Everyone keeps asking if the marathon was fun, and that’s a tough question to answer. Because running for more than five hours isn’t fun. And miles 14 through 17 were the exact opposite of fun. I don’t think I could describe the day in one word. So I’ll do a re-cap.
I left the apartment at 6:00 and hopped on the subway. At each station, more and more runners got on, giving each other nervous smiles. I chatted with a lovely woman from Toronto. After the subway, I got on the Staten Island Ferry, which was filled with runners. If you could have harnessed the collective nervous energy of the thousands of runners, you could probably power the whole city for a day. I am very glad I was assigned to the Ferry; it was a cool way to head to the race, watching the sun rise over Brooklyn and the Verrazano Narrows come into view. As we lined up to take the buses to the start, the Statue of Liberty was right there. No matter how many times I see her, she’s still awe inspiring.
The scene at Ft. Wadsworth was one of controlled chaos – 45,000 runners being herded by thousands of polite, cheerful, enthusiastic volunteers. I’m still amazed at how everything went off like clockwork. The cannon for the first wave fired at exactly 9:40, and the cannon for my wave fired at exactly 10:10.
I was assigned to the last corral of the second wave, so I was at the very back of the pack at the start, which was just fine. I'd heard that the front was like a running mosh pit, and given my tendency to panic in crowds, I was glad for the breathing room. I was even happier to be at the back while running across the bridge. The view from the bridge was spectacular – all of New York was laid out in the distance. A cruise ship had just come into the harbor under the bridge, and two cargo ships were lined up to leave. One of the Fire Department fire boats was right beneath us, spraying huge fountains of water. For a brief moment, I regretted not having a camera with me, but then I realized that no picture could ever accurately and fully capture the scene, so I drank it in as a ran.
Running through Brooklyn was really cool. The different neighborhoods turned out in full force to cheer us on. At some points, there were so many spectators lining the streets that it was like running through a tunnel of sound. The Williamsburg section was a bit surreal. A large number of Orthodox Jews live there, and they were out watching – the men with their black hats and ear curls, the women with their long dresses and hats – but they were silent. The little kids, though, were going nuts. It was just such a contrast after the noise of Park Slope.
Turning on to First Avenue after the death march on the 59th Street Bridge was a life saver for me. The mass of sheer humanity moving northward, both the runners and and the spectators, was an incredible sight – bobbing heads as far as I could see.
Several times during the race, I ran behind groups from Achilles International, and they were just inspiring. One group was escorting a blind runner – with one guide holding on to a tether and three guides keeping the path clear for him. I also saw Achilles International guides escorting wheelchair and amputee athletes. One group was running with a man who was blind and deaf – it was his 13th NYC Marathon. I saw him at mile 24, so I think it’s safe to assume he completed his 14th. This is group I want to be involved with. Being able to share my love of running with others who otherwise might not be able to run races would be a wonderful way to run.

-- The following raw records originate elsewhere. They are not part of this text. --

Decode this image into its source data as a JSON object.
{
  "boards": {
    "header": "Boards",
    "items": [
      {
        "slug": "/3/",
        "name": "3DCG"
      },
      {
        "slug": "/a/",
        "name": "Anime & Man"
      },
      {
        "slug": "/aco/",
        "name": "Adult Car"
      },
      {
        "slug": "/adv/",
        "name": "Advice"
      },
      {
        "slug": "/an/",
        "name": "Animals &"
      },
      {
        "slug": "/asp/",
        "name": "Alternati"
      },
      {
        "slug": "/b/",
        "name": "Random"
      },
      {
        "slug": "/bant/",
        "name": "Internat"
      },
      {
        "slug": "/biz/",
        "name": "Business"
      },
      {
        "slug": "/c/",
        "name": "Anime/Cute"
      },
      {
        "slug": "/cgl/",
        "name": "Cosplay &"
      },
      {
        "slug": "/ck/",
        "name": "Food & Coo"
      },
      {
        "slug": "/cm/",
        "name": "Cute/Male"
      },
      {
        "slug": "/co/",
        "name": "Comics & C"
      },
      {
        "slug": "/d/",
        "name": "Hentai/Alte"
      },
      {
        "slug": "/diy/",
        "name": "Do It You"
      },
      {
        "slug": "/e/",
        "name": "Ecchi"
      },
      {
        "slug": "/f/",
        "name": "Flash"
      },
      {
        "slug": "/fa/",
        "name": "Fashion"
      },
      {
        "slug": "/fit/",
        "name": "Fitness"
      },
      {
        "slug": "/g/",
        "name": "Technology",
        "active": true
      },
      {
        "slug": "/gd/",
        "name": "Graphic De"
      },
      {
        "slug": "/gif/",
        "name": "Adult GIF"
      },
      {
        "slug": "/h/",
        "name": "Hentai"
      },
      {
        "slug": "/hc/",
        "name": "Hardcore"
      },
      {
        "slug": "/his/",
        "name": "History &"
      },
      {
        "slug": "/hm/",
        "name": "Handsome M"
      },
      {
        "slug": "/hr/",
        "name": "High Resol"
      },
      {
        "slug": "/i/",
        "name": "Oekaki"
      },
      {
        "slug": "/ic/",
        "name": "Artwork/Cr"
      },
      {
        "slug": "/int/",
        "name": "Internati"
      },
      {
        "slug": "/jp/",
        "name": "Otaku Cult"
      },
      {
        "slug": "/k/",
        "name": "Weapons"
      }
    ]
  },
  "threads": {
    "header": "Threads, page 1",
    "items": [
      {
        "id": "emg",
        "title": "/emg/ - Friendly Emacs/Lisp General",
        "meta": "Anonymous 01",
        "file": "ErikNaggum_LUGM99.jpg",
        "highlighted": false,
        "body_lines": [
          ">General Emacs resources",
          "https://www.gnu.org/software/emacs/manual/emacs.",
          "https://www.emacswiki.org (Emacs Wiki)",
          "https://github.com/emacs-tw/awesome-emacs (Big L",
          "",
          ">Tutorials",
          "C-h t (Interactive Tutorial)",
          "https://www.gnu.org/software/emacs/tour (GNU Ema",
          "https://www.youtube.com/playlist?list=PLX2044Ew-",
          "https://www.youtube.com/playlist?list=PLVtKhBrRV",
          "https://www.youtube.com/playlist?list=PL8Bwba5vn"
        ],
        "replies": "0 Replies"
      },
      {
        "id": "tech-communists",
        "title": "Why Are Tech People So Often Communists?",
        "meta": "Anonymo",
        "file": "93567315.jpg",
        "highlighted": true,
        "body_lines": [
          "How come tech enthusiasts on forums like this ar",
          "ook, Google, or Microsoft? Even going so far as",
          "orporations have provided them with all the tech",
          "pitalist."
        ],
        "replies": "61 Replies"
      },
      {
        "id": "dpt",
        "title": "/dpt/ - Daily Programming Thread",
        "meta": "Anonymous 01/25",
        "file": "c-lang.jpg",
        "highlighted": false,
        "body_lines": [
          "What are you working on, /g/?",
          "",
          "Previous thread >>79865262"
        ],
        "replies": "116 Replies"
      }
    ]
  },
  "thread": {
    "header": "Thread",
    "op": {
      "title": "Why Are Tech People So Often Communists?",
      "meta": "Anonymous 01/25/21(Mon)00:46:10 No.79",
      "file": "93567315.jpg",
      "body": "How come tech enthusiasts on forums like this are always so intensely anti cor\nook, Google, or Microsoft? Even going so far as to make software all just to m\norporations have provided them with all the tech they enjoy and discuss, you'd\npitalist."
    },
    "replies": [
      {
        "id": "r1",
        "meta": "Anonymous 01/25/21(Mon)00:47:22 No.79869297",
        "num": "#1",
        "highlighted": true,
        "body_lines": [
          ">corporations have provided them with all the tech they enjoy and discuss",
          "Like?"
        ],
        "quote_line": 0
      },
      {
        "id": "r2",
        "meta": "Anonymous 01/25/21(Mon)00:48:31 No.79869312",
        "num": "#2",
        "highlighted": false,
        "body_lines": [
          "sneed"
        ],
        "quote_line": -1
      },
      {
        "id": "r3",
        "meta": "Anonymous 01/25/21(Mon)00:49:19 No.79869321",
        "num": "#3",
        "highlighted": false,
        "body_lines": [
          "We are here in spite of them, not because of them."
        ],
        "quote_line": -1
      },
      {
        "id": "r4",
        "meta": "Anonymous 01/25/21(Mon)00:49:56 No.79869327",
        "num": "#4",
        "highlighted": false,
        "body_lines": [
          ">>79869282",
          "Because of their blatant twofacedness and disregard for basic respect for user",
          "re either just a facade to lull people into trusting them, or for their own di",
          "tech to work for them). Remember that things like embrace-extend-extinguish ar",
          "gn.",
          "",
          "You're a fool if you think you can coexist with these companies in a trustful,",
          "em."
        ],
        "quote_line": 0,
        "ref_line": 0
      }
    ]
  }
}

As I was running through the Park, at about mile 25, my aunt and uncle spotted me. Seeing them was a much-needed boost at that point. As was giving two little girls high-fives on Central Park South.
Finishing the race was such a joy and a relief. All the months of work and worrying and planning had paid off, even if my time was slow. When the volunteer hung my medal around my neck, I gave her the biggest hug and started crying for real. She gave me a hug back and got me moving again, which was a good thing. I really, really wanted to sit down.

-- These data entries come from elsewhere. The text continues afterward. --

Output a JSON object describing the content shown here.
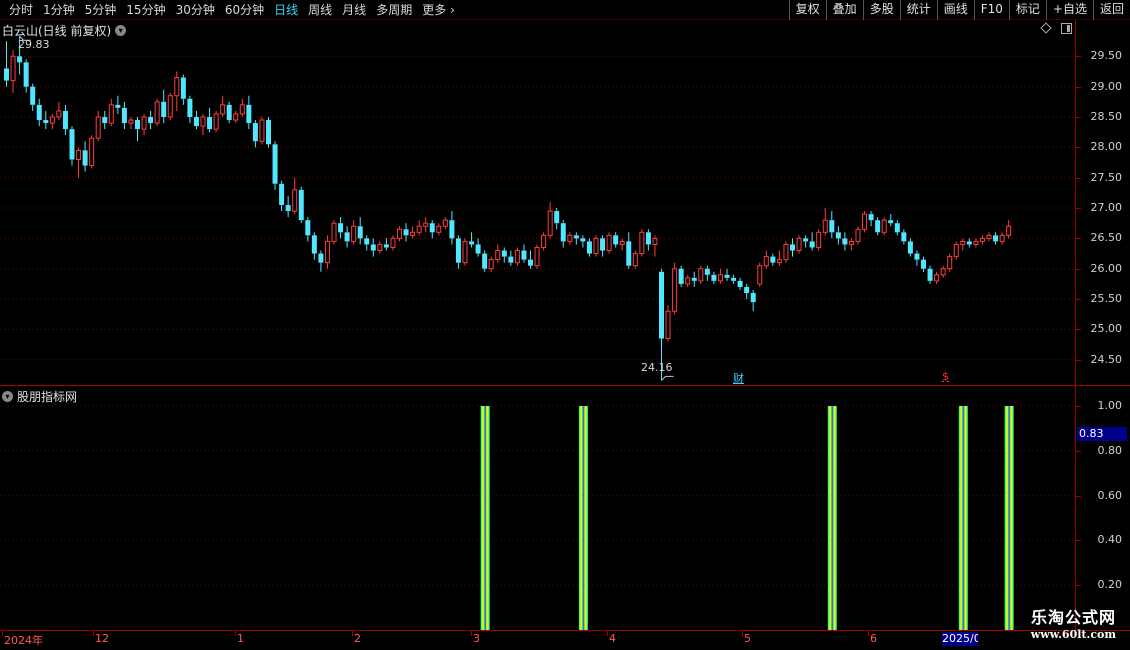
{
  "toolbar": {
    "periods": [
      "分时",
      "1分钟",
      "5分钟",
      "15分钟",
      "30分钟",
      "60分钟",
      "日线",
      "周线",
      "月线",
      "多周期",
      "更多"
    ],
    "active_period": "日线",
    "more_arrow": "›",
    "buttons": [
      "复权",
      "叠加",
      "多股",
      "统计",
      "画线",
      "F10",
      "标记",
      "+自选",
      "返回"
    ]
  },
  "price_pane": {
    "title": "白云山(日线 前复权)",
    "high_label": "29.83",
    "low_label": "24.16",
    "marker_cai": "财",
    "marker_dollar": "$",
    "axis_labels": [
      "29.50",
      "29.00",
      "28.50",
      "28.00",
      "27.50",
      "27.00",
      "26.50",
      "26.00",
      "25.50",
      "25.00",
      "24.50"
    ]
  },
  "indicator_pane": {
    "title": "股朋指标网",
    "axis_labels": [
      "1.00",
      "0.80",
      "0.60",
      "0.40",
      "0.20"
    ],
    "current_value": "0.83"
  },
  "datebar": {
    "labels": [
      "2024年",
      "12",
      "1",
      "2",
      "3",
      "4",
      "5",
      "6"
    ],
    "end_label": "2025/0"
  },
  "watermark": {
    "line1": "乐淘公式网",
    "line2": "www.60lt.com"
  },
  "colors": {
    "up": "#ff3c3c",
    "down": "#4fe8ff",
    "grid": "#7a0000",
    "active": "#3fd4ff"
  },
  "chart_data": {
    "type": "candlestick",
    "ylim": [
      24.2,
      29.9
    ],
    "up_color": "#ff3c3c",
    "down_color": "#4fe8ff",
    "candles": [
      [
        29.3,
        29.75,
        29.0,
        29.1
      ],
      [
        29.1,
        29.6,
        28.9,
        29.5
      ],
      [
        29.5,
        29.83,
        29.2,
        29.4
      ],
      [
        29.4,
        29.45,
        28.9,
        29.0
      ],
      [
        29.0,
        29.05,
        28.6,
        28.7
      ],
      [
        28.7,
        28.8,
        28.35,
        28.45
      ],
      [
        28.45,
        28.6,
        28.3,
        28.4
      ],
      [
        28.4,
        28.55,
        28.3,
        28.5
      ],
      [
        28.5,
        28.75,
        28.45,
        28.6
      ],
      [
        28.6,
        28.7,
        28.2,
        28.3
      ],
      [
        28.3,
        28.35,
        27.7,
        27.8
      ],
      [
        27.8,
        28.0,
        27.5,
        27.95
      ],
      [
        27.95,
        28.1,
        27.6,
        27.7
      ],
      [
        27.7,
        28.2,
        27.65,
        28.15
      ],
      [
        28.15,
        28.6,
        28.1,
        28.5
      ],
      [
        28.5,
        28.6,
        28.3,
        28.4
      ],
      [
        28.4,
        28.8,
        28.35,
        28.7
      ],
      [
        28.7,
        28.85,
        28.55,
        28.65
      ],
      [
        28.65,
        28.75,
        28.3,
        28.4
      ],
      [
        28.4,
        28.5,
        28.3,
        28.45
      ],
      [
        28.45,
        28.5,
        28.1,
        28.3
      ],
      [
        28.3,
        28.55,
        28.2,
        28.5
      ],
      [
        28.5,
        28.6,
        28.3,
        28.4
      ],
      [
        28.4,
        28.8,
        28.35,
        28.75
      ],
      [
        28.75,
        28.95,
        28.4,
        28.5
      ],
      [
        28.5,
        28.9,
        28.45,
        28.85
      ],
      [
        28.85,
        29.25,
        28.6,
        29.15
      ],
      [
        29.15,
        29.2,
        28.7,
        28.8
      ],
      [
        28.8,
        28.85,
        28.4,
        28.5
      ],
      [
        28.5,
        28.6,
        28.3,
        28.35
      ],
      [
        28.35,
        28.55,
        28.2,
        28.5
      ],
      [
        28.5,
        28.65,
        28.25,
        28.3
      ],
      [
        28.3,
        28.6,
        28.25,
        28.55
      ],
      [
        28.55,
        28.85,
        28.5,
        28.7
      ],
      [
        28.7,
        28.75,
        28.4,
        28.45
      ],
      [
        28.45,
        28.6,
        28.4,
        28.55
      ],
      [
        28.55,
        28.8,
        28.5,
        28.7
      ],
      [
        28.7,
        28.85,
        28.3,
        28.4
      ],
      [
        28.4,
        28.45,
        28.0,
        28.1
      ],
      [
        28.1,
        28.5,
        28.05,
        28.45
      ],
      [
        28.45,
        28.5,
        28.0,
        28.05
      ],
      [
        28.05,
        28.1,
        27.3,
        27.4
      ],
      [
        27.4,
        27.45,
        26.95,
        27.05
      ],
      [
        27.05,
        27.2,
        26.85,
        26.95
      ],
      [
        26.95,
        27.5,
        26.9,
        27.3
      ],
      [
        27.3,
        27.35,
        26.75,
        26.8
      ],
      [
        26.8,
        26.85,
        26.45,
        26.55
      ],
      [
        26.55,
        26.6,
        26.15,
        26.25
      ],
      [
        26.25,
        26.3,
        25.95,
        26.1
      ],
      [
        26.1,
        26.55,
        26.0,
        26.45
      ],
      [
        26.45,
        26.8,
        26.4,
        26.75
      ],
      [
        26.75,
        26.85,
        26.5,
        26.6
      ],
      [
        26.6,
        26.7,
        26.35,
        26.45
      ],
      [
        26.45,
        26.8,
        26.4,
        26.7
      ],
      [
        26.7,
        26.85,
        26.4,
        26.5
      ],
      [
        26.5,
        26.55,
        26.3,
        26.4
      ],
      [
        26.4,
        26.5,
        26.2,
        26.3
      ],
      [
        26.3,
        26.45,
        26.25,
        26.4
      ],
      [
        26.4,
        26.5,
        26.3,
        26.35
      ],
      [
        26.35,
        26.55,
        26.3,
        26.5
      ],
      [
        26.5,
        26.7,
        26.45,
        26.65
      ],
      [
        26.65,
        26.75,
        26.45,
        26.55
      ],
      [
        26.55,
        26.7,
        26.5,
        26.6
      ],
      [
        26.6,
        26.8,
        26.55,
        26.7
      ],
      [
        26.7,
        26.85,
        26.6,
        26.75
      ],
      [
        26.75,
        26.8,
        26.5,
        26.6
      ],
      [
        26.6,
        26.75,
        26.55,
        26.7
      ],
      [
        26.7,
        26.85,
        26.65,
        26.8
      ],
      [
        26.8,
        26.95,
        26.4,
        26.5
      ],
      [
        26.5,
        26.55,
        26.0,
        26.1
      ],
      [
        26.1,
        26.5,
        26.05,
        26.45
      ],
      [
        26.45,
        26.6,
        26.35,
        26.4
      ],
      [
        26.4,
        26.5,
        26.2,
        26.25
      ],
      [
        26.25,
        26.3,
        25.95,
        26.0
      ],
      [
        26.0,
        26.2,
        25.95,
        26.15
      ],
      [
        26.15,
        26.4,
        26.1,
        26.3
      ],
      [
        26.3,
        26.35,
        26.1,
        26.2
      ],
      [
        26.2,
        26.3,
        26.05,
        26.1
      ],
      [
        26.1,
        26.35,
        26.05,
        26.3
      ],
      [
        26.3,
        26.4,
        26.1,
        26.15
      ],
      [
        26.15,
        26.3,
        26.0,
        26.05
      ],
      [
        26.05,
        26.4,
        26.0,
        26.35
      ],
      [
        26.35,
        26.6,
        26.3,
        26.55
      ],
      [
        26.55,
        27.1,
        26.5,
        26.95
      ],
      [
        26.95,
        27.0,
        26.65,
        26.75
      ],
      [
        26.75,
        26.8,
        26.35,
        26.45
      ],
      [
        26.45,
        26.6,
        26.4,
        26.55
      ],
      [
        26.55,
        26.6,
        26.4,
        26.5
      ],
      [
        26.5,
        26.55,
        26.35,
        26.45
      ],
      [
        26.45,
        26.5,
        26.2,
        26.25
      ],
      [
        26.25,
        26.55,
        26.2,
        26.5
      ],
      [
        26.5,
        26.55,
        26.2,
        26.3
      ],
      [
        26.3,
        26.6,
        26.25,
        26.55
      ],
      [
        26.55,
        26.6,
        26.35,
        26.4
      ],
      [
        26.4,
        26.5,
        26.3,
        26.45
      ],
      [
        26.45,
        26.6,
        26.0,
        26.05
      ],
      [
        26.05,
        26.3,
        26.0,
        26.25
      ],
      [
        26.25,
        26.65,
        26.2,
        26.6
      ],
      [
        26.6,
        26.65,
        26.3,
        26.4
      ],
      [
        26.4,
        26.55,
        26.2,
        26.5
      ],
      [
        25.95,
        26.0,
        24.16,
        24.85
      ],
      [
        24.85,
        25.4,
        24.8,
        25.3
      ],
      [
        25.3,
        26.1,
        25.25,
        26.0
      ],
      [
        26.0,
        26.05,
        25.7,
        25.75
      ],
      [
        25.75,
        25.9,
        25.7,
        25.85
      ],
      [
        25.85,
        25.95,
        25.7,
        25.8
      ],
      [
        25.8,
        26.05,
        25.75,
        26.0
      ],
      [
        26.0,
        26.05,
        25.8,
        25.9
      ],
      [
        25.9,
        25.95,
        25.75,
        25.8
      ],
      [
        25.8,
        26.0,
        25.75,
        25.9
      ],
      [
        25.9,
        26.0,
        25.8,
        25.85
      ],
      [
        25.85,
        25.9,
        25.75,
        25.8
      ],
      [
        25.8,
        25.85,
        25.65,
        25.7
      ],
      [
        25.7,
        25.75,
        25.5,
        25.6
      ],
      [
        25.6,
        25.65,
        25.3,
        25.45
      ],
      [
        25.75,
        26.1,
        25.7,
        26.05
      ],
      [
        26.05,
        26.3,
        26.0,
        26.2
      ],
      [
        26.2,
        26.25,
        26.05,
        26.1
      ],
      [
        26.1,
        26.3,
        26.05,
        26.15
      ],
      [
        26.15,
        26.45,
        26.1,
        26.4
      ],
      [
        26.4,
        26.5,
        26.2,
        26.3
      ],
      [
        26.3,
        26.55,
        26.25,
        26.5
      ],
      [
        26.5,
        26.55,
        26.35,
        26.45
      ],
      [
        26.45,
        26.6,
        26.3,
        26.35
      ],
      [
        26.35,
        26.65,
        26.3,
        26.6
      ],
      [
        26.6,
        27.0,
        26.55,
        26.8
      ],
      [
        26.8,
        26.95,
        26.5,
        26.6
      ],
      [
        26.6,
        26.7,
        26.4,
        26.5
      ],
      [
        26.5,
        26.6,
        26.3,
        26.4
      ],
      [
        26.4,
        26.5,
        26.3,
        26.45
      ],
      [
        26.45,
        26.7,
        26.4,
        26.65
      ],
      [
        26.65,
        26.95,
        26.6,
        26.9
      ],
      [
        26.9,
        26.95,
        26.7,
        26.8
      ],
      [
        26.8,
        26.85,
        26.55,
        26.6
      ],
      [
        26.6,
        26.85,
        26.55,
        26.8
      ],
      [
        26.8,
        26.9,
        26.7,
        26.75
      ],
      [
        26.75,
        26.8,
        26.55,
        26.6
      ],
      [
        26.6,
        26.65,
        26.4,
        26.45
      ],
      [
        26.45,
        26.5,
        26.2,
        26.25
      ],
      [
        26.25,
        26.3,
        26.05,
        26.15
      ],
      [
        26.15,
        26.2,
        25.95,
        26.0
      ],
      [
        26.0,
        26.05,
        25.75,
        25.8
      ],
      [
        25.8,
        25.95,
        25.75,
        25.9
      ],
      [
        25.9,
        26.05,
        25.85,
        26.0
      ],
      [
        26.0,
        26.25,
        25.95,
        26.2
      ],
      [
        26.2,
        26.45,
        26.15,
        26.4
      ],
      [
        26.4,
        26.5,
        26.3,
        26.45
      ],
      [
        26.45,
        26.5,
        26.35,
        26.4
      ],
      [
        26.4,
        26.5,
        26.35,
        26.45
      ],
      [
        26.45,
        26.55,
        26.4,
        26.5
      ],
      [
        26.5,
        26.6,
        26.45,
        26.55
      ],
      [
        26.55,
        26.6,
        26.4,
        26.45
      ],
      [
        26.45,
        26.6,
        26.4,
        26.55
      ],
      [
        26.55,
        26.8,
        26.5,
        26.7
      ]
    ]
  },
  "indicator_data": {
    "type": "bar",
    "ylim": [
      0,
      1.1
    ],
    "signal_indices": [
      73,
      88,
      126,
      146,
      153
    ],
    "values": [
      1,
      1,
      1,
      1,
      1
    ]
  }
}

I had arranged to meet Heidi and Lisa, my good friends and pit crew, at the steps of the Natural History Museum, and as I staggered up the hill from the Park to the Museum, I kept repeating, out loud, “Please let them be there. Please let them be there.” And the were – jumping up and down and cheering for me. I got all teary again.
When we got back to the apartment, I found a banner made by our neighbors and their kids. They had sent it along with Heidi and Lisa, who had hung it up while I was running. This is my favorite part of the banner.
Monday morning, I went to the marathon store and splurged on a finisher’s jacket and shirt. I wore the jacket for the rest of the trip, but I did take off the medal.
I could go on and on about the marathon, but I’m sure bored everyone to tears at this point. So I’ll end with another heart-felt thank you to everyone for all of your e-mails, comments and texts of encouragement, support and congratulations. They really did make a difference.